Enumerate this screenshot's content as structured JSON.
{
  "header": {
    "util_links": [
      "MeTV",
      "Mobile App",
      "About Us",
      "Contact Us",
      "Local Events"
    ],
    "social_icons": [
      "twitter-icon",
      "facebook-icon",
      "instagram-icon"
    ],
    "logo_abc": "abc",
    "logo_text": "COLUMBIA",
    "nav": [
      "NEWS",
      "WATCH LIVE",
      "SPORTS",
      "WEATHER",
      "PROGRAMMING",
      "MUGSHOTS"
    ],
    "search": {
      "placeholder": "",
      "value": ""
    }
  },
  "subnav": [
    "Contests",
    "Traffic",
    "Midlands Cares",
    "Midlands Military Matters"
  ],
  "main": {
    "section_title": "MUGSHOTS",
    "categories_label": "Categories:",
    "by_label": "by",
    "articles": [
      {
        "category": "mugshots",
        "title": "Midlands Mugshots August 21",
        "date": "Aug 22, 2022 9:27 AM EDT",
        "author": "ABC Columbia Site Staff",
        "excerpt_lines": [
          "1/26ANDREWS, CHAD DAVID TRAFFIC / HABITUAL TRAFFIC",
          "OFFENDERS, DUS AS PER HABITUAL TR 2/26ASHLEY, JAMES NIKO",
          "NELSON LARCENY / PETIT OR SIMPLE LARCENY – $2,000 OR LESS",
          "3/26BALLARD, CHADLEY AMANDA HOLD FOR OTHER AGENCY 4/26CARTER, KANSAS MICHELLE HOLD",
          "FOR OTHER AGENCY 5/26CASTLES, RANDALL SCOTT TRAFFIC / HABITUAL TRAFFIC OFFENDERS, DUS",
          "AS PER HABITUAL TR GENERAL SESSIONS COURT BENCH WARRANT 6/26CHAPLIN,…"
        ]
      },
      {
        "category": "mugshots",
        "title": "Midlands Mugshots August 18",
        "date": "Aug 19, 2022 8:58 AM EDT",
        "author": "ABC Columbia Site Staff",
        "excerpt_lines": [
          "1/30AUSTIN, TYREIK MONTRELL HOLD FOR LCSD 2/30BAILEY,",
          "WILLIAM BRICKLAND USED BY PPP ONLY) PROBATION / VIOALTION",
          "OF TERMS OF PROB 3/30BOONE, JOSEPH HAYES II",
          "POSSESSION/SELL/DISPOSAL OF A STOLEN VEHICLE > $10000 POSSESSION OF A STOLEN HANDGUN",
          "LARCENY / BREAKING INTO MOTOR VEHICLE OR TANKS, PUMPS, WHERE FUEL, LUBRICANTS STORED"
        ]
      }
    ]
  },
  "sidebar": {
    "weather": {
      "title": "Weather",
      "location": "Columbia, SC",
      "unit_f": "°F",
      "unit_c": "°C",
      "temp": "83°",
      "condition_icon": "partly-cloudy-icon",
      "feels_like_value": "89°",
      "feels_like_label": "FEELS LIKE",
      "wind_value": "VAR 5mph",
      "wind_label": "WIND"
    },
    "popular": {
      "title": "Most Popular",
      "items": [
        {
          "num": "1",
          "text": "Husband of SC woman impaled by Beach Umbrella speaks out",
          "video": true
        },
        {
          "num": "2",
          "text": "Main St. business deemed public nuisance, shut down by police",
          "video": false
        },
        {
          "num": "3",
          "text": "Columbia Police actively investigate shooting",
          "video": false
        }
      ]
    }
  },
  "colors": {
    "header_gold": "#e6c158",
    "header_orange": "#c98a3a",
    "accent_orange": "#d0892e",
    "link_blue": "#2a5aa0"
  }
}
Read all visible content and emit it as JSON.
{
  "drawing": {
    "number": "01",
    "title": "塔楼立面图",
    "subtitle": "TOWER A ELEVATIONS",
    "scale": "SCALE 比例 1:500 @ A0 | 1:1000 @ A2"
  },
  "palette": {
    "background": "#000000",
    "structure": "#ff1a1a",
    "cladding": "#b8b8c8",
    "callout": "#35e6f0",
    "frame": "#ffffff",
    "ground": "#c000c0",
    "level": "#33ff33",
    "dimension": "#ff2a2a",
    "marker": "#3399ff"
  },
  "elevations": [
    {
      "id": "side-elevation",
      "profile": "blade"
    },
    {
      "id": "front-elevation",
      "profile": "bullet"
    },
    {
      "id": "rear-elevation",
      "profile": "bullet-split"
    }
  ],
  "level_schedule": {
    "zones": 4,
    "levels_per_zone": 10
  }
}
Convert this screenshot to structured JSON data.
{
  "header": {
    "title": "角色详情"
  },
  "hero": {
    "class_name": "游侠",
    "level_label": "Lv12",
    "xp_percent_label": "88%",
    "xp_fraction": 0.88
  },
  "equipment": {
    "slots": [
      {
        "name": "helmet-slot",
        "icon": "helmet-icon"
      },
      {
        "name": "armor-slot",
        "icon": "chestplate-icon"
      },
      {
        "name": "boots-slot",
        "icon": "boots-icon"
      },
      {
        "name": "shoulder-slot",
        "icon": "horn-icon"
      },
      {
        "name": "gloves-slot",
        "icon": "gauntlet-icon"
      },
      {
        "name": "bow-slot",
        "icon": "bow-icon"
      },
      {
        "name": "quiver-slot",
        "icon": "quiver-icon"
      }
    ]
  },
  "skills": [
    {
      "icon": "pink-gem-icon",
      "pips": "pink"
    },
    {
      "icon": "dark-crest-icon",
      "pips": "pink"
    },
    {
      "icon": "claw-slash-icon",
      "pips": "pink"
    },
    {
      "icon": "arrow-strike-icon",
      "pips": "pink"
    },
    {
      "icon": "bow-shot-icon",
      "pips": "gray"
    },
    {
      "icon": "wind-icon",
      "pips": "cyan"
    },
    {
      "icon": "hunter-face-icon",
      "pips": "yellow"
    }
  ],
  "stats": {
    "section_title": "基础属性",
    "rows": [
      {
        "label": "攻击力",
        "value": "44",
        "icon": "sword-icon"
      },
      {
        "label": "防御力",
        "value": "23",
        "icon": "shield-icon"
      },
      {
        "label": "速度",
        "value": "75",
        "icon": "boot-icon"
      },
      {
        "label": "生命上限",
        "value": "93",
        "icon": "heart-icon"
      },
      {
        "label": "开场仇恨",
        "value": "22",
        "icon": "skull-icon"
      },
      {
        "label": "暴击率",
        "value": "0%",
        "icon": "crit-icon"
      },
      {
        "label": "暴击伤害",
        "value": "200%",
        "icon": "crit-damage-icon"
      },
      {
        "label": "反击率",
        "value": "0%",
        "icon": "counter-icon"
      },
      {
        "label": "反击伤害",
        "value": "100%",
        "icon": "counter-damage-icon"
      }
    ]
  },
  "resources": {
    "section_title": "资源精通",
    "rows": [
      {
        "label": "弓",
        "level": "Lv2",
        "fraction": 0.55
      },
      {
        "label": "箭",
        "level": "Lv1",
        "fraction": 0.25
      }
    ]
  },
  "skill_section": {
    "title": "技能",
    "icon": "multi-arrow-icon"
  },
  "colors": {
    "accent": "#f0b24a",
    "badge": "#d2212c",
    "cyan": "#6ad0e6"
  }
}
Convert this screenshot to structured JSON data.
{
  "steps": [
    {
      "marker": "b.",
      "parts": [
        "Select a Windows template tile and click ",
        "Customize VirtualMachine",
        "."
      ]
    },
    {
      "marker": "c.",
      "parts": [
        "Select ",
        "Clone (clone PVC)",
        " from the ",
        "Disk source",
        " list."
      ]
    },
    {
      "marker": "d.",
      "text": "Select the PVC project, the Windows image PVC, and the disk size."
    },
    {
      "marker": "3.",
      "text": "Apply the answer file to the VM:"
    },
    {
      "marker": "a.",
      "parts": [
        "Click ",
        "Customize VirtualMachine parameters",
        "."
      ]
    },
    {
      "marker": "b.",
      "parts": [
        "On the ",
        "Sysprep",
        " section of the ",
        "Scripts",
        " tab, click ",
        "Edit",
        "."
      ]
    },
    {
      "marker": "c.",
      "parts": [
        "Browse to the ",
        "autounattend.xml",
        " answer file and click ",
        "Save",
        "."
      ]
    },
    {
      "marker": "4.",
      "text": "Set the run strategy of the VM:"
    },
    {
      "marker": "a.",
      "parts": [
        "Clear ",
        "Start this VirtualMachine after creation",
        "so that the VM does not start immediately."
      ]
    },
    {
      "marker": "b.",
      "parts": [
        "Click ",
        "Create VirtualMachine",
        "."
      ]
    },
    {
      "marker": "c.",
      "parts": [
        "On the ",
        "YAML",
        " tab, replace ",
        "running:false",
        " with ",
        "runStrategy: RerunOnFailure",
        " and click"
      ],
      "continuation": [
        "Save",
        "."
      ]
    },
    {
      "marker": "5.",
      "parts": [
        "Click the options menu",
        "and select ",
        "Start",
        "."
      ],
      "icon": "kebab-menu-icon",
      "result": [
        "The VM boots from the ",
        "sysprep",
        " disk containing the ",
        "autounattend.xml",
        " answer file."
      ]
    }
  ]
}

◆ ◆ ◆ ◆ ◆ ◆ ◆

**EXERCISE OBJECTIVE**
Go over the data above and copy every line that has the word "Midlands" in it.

**ANSWER**
    "Midlands Cares",
    "Midlands Military Matters"
        "title": "Midlands Mugshots August 21",
        "title": "Midlands Mugshots August 18",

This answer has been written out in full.